## Exercise
Say how many lines of the material include "name". Give the number without any other text.

## Provided records
____________

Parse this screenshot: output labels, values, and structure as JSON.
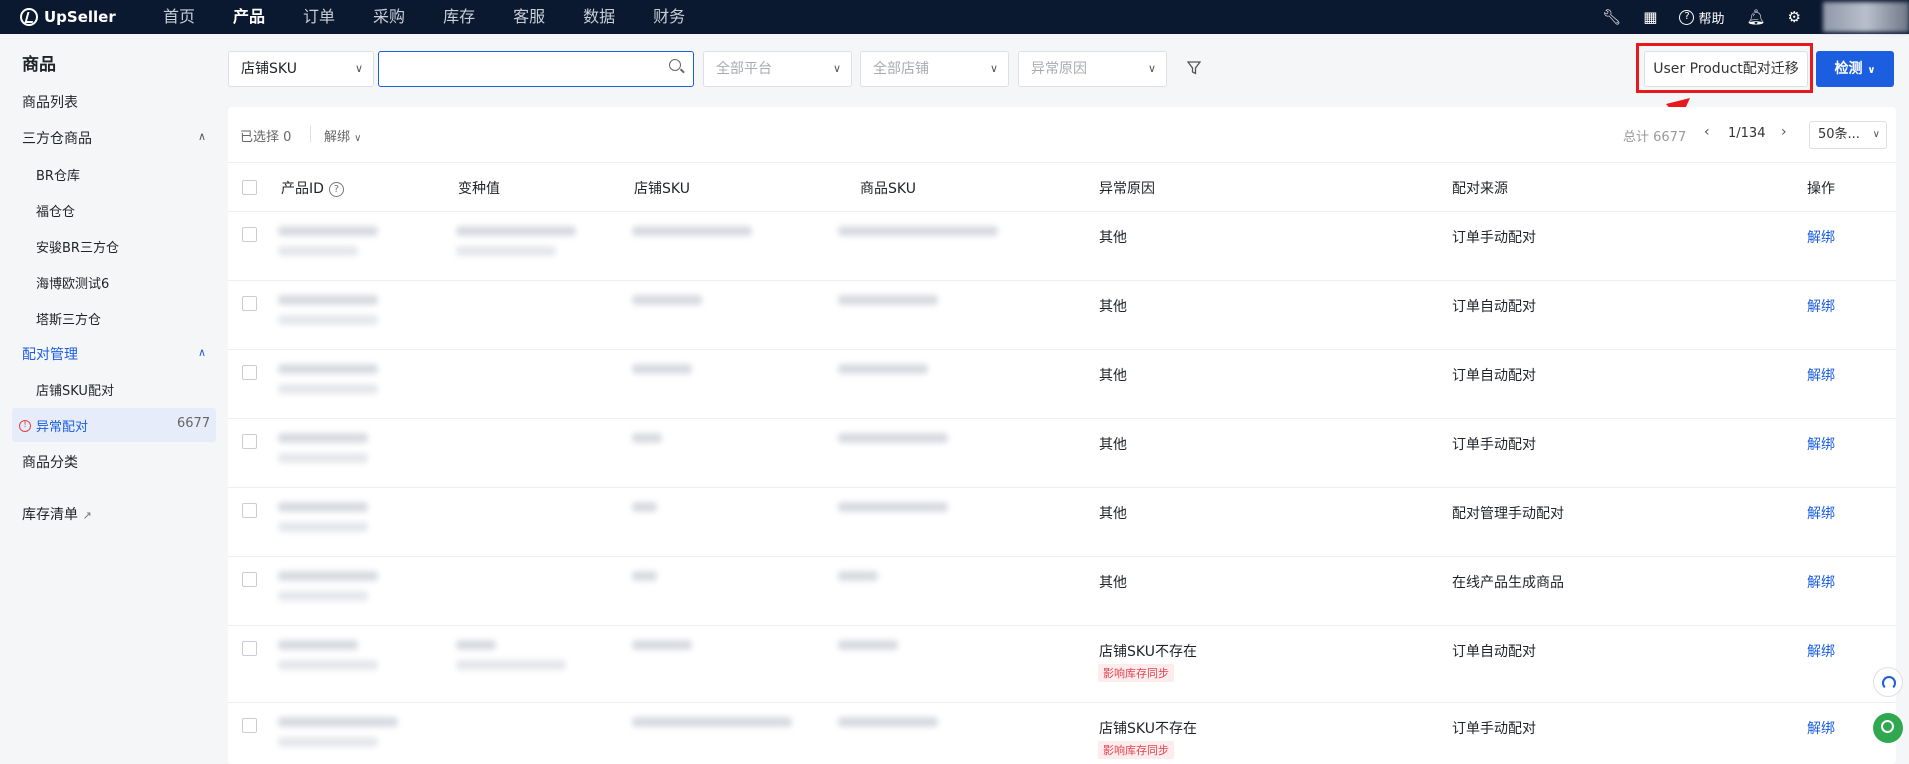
{
  "brand": {
    "name": "UpSeller"
  },
  "nav": {
    "items": [
      "首页",
      "产品",
      "订单",
      "采购",
      "库存",
      "客服",
      "数据",
      "财务"
    ],
    "active_index": 1,
    "help_label": "帮助"
  },
  "sidebar": {
    "title": "商品",
    "product_list": "商品列表",
    "third_party": "三方仓商品",
    "warehouses": [
      "BR仓库",
      "福仓仓",
      "安骏BR三方仓",
      "海博欧测试6",
      "塔斯三方仓"
    ],
    "pairing": "配对管理",
    "store_sku_pairing": "店铺SKU配对",
    "abnormal_pairing": "异常配对",
    "abnormal_count": "6677",
    "category": "商品分类",
    "inventory_list": "库存清单"
  },
  "filters": {
    "sku_type": "店铺SKU",
    "search_placeholder": "",
    "platform_placeholder": "全部平台",
    "store_placeholder": "全部店铺",
    "reason_placeholder": "异常原因"
  },
  "actions": {
    "migrate_label": "User Product配对迁移",
    "detect_label": "检测"
  },
  "table_toolbar": {
    "selected_label": "已选择",
    "selected_count": "0",
    "bulk_unbind": "解绑",
    "total_text": "总计 6677",
    "page_text": "1/134",
    "page_size": "50条..."
  },
  "table": {
    "columns": [
      "产品ID",
      "变种值",
      "店铺SKU",
      "商品SKU",
      "异常原因",
      "配对来源",
      "操作"
    ],
    "rows": [
      {
        "reason": "其他",
        "source": "订单手动配对",
        "action": "解绑",
        "tag": ""
      },
      {
        "reason": "其他",
        "source": "订单自动配对",
        "action": "解绑",
        "tag": ""
      },
      {
        "reason": "其他",
        "source": "订单自动配对",
        "action": "解绑",
        "tag": ""
      },
      {
        "reason": "其他",
        "source": "订单手动配对",
        "action": "解绑",
        "tag": ""
      },
      {
        "reason": "其他",
        "source": "配对管理手动配对",
        "action": "解绑",
        "tag": ""
      },
      {
        "reason": "其他",
        "source": "在线产品生成商品",
        "action": "解绑",
        "tag": ""
      },
      {
        "reason": "店铺SKU不存在",
        "source": "订单自动配对",
        "action": "解绑",
        "tag": "影响库存同步"
      },
      {
        "reason": "店铺SKU不存在",
        "source": "订单手动配对",
        "action": "解绑",
        "tag": "影响库存同步"
      }
    ]
  },
  "colors": {
    "nav_bg": "#0b1930",
    "primary": "#1b5ee0",
    "highlight": "#e8191c",
    "danger": "#e0434b"
  }
}
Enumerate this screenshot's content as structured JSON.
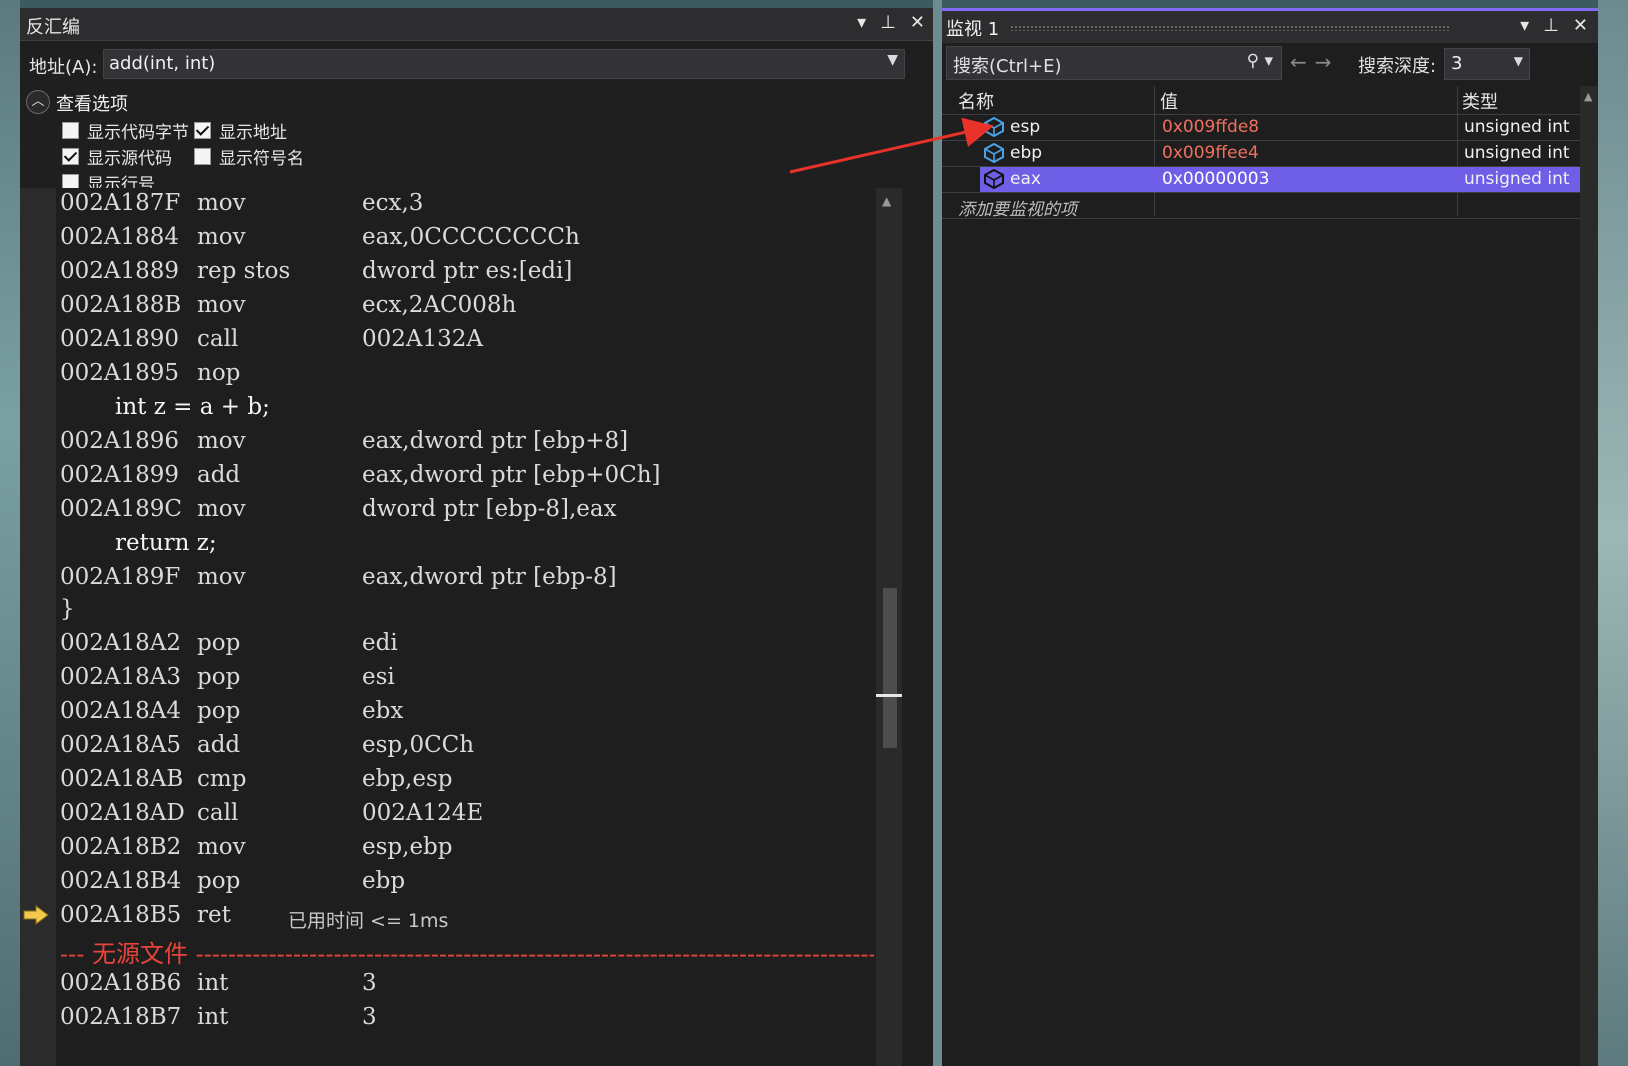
{
  "disasm": {
    "title": "反汇编",
    "address_label": "地址(A):",
    "address_value": "add(int, int)",
    "options_header": "查看选项",
    "options": [
      {
        "label": "显示代码字节",
        "checked": false
      },
      {
        "label": "显示地址",
        "checked": true
      },
      {
        "label": "显示源代码",
        "checked": true
      },
      {
        "label": "显示符号名",
        "checked": false
      },
      {
        "label": "显示行号",
        "checked": false
      }
    ],
    "lines": [
      {
        "addr": "002A187F",
        "mnem": "mov",
        "ops": "ecx,3"
      },
      {
        "addr": "002A1884",
        "mnem": "mov",
        "ops": "eax,0CCCCCCCCh"
      },
      {
        "addr": "002A1889",
        "mnem": "rep stos",
        "ops": "dword ptr es:[edi]"
      },
      {
        "addr": "002A188B",
        "mnem": "mov",
        "ops": "ecx,2AC008h"
      },
      {
        "addr": "002A1890",
        "mnem": "call",
        "ops": "002A132A"
      },
      {
        "addr": "002A1895",
        "mnem": "nop",
        "ops": ""
      },
      {
        "addr": "002A1896",
        "mnem": "mov",
        "ops": "eax,dword ptr [ebp+8]"
      },
      {
        "addr": "002A1899",
        "mnem": "add",
        "ops": "eax,dword ptr [ebp+0Ch]"
      },
      {
        "addr": "002A189C",
        "mnem": "mov",
        "ops": "dword ptr [ebp-8],eax"
      },
      {
        "addr": "002A189F",
        "mnem": "mov",
        "ops": "eax,dword ptr [ebp-8]"
      },
      {
        "addr": "002A18A2",
        "mnem": "pop",
        "ops": "edi"
      },
      {
        "addr": "002A18A3",
        "mnem": "pop",
        "ops": "esi"
      },
      {
        "addr": "002A18A4",
        "mnem": "pop",
        "ops": "ebx"
      },
      {
        "addr": "002A18A5",
        "mnem": "add",
        "ops": "esp,0CCh"
      },
      {
        "addr": "002A18AB",
        "mnem": "cmp",
        "ops": "ebp,esp"
      },
      {
        "addr": "002A18AD",
        "mnem": "call",
        "ops": "002A124E"
      },
      {
        "addr": "002A18B2",
        "mnem": "mov",
        "ops": "esp,ebp"
      },
      {
        "addr": "002A18B4",
        "mnem": "pop",
        "ops": "ebp"
      },
      {
        "addr": "002A18B5",
        "mnem": "ret",
        "ops": ""
      },
      {
        "addr": "002A18B6",
        "mnem": "int",
        "ops": "3"
      },
      {
        "addr": "002A18B7",
        "mnem": "int",
        "ops": "3"
      }
    ],
    "source_lines": [
      "int z = a + b;",
      "return z;"
    ],
    "brace": "}",
    "elapsed": "已用时间 <= 1ms",
    "no_source": "--- 无源文件 ---------------------------------------------------------------------------------------"
  },
  "watch": {
    "title": "监视 1",
    "search_placeholder": "搜索(Ctrl+E)",
    "search_depth_label": "搜索深度:",
    "search_depth_value": "3",
    "columns": {
      "name": "名称",
      "value": "值",
      "type": "类型"
    },
    "rows": [
      {
        "name": "esp",
        "value": "0x009ffde8",
        "type": "unsigned int",
        "selected": false
      },
      {
        "name": "ebp",
        "value": "0x009ffee4",
        "type": "unsigned int",
        "selected": false
      },
      {
        "name": "eax",
        "value": "0x00000003",
        "type": "unsigned int",
        "selected": true
      }
    ],
    "add_item": "添加要监视的项"
  },
  "colors": {
    "selection": "#6f5fe6",
    "changed_value": "#f07060",
    "no_source": "#e8443a",
    "annotation_arrow": "#e8322a"
  }
}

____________

## Response to this exercise
5